More than a quarter (28 percent) of community college students said their household’s financial situation worsened during the pandemic, with women who are parents in particular reporting that they were struggling, according to a survey conducted last fall by the Center for Community College Student Engagement.
A developmental education reform program from the City University of New York, dubbed CUNY Start, substantially increased college readiness, according to new research from MDRC, while slightly increasing credit accumulation, and modestly increasing graduation rates.
LinkedIn has committed to helping 250,000 companies make a skills-based hire this year.
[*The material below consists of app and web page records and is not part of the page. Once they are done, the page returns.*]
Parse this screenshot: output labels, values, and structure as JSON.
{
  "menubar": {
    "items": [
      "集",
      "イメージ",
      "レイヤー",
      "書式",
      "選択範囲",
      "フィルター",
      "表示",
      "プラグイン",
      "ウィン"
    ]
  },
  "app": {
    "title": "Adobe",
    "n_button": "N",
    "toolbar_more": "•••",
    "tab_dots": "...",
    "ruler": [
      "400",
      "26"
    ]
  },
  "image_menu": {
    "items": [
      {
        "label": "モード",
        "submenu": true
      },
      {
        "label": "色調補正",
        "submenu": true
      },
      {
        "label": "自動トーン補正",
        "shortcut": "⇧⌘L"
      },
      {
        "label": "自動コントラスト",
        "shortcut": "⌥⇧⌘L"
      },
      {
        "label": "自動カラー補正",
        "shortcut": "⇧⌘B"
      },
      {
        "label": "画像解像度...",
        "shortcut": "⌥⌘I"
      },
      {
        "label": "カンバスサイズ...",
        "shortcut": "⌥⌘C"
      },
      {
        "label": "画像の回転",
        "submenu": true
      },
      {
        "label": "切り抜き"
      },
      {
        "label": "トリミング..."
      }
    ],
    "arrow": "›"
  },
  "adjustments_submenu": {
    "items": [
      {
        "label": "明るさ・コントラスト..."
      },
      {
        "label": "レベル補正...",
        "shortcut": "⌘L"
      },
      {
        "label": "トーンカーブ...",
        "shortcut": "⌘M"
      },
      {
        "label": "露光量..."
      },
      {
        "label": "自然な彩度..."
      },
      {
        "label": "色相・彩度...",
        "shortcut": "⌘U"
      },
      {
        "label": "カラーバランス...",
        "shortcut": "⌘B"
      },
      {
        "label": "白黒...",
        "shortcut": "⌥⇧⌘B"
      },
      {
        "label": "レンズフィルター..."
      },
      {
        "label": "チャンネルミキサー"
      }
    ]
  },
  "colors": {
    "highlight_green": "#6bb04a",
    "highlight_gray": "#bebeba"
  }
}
The company’s CEO, Ryan Roslansky, pointed to Skills Path, a new offering which pairs LinkedIn Learning courses with Skill Assessments to help recruiters evaluate candidates in a more equitable way.
This week Brad Smith, Microsoft’s president, wrote about the broader global skills initiative from the company, which owns LinkedIn. Microsoft has introduced a new Teams for Education app called Career Coach. “This will provide personalized guidance for higher-education students to discover their career path, grow real-world skills, and build their network all in one place,” Smith wrote. “It also helps higher-education institutions gain insights into student skills, career goals and job market trends.”
Aptitude assessments can help close gender gaps and increase the talent pool in high-demand fields such as healthcare, computer technology, manufacturing, and construction, according to a new academic paper by researchers at the University of Missouri.
Research and Reading
Non-white college students are more than twice as likely to want a virtual internship compared to white students, according to Inside Higher Ed’s Student Voice. They also are more than twice as likely to say they are extremely interested in taking a fully remote job upon graduation. These and other similar findings “point toward the notion that a major factor here is the climate of micro-aggressions and overt racism that persists (arguably disproportionately) in the physical world of both American higher education and the workplace,” Brandon Busteed, president of university partners and global head of learn-work innovation at Kaplan, wrote in Forbes.
“[A] publicly owned gig-work platform could keep a much smaller share of each transaction — perhaps as little as two per cent — leaving more money available to provide decent wages and benefits,” according to Wingham Rowan, a labor reformer and entrepreneur who was featured in The New Yorker last week.
Let me know what I missed? Catch you next week — PF @paulfain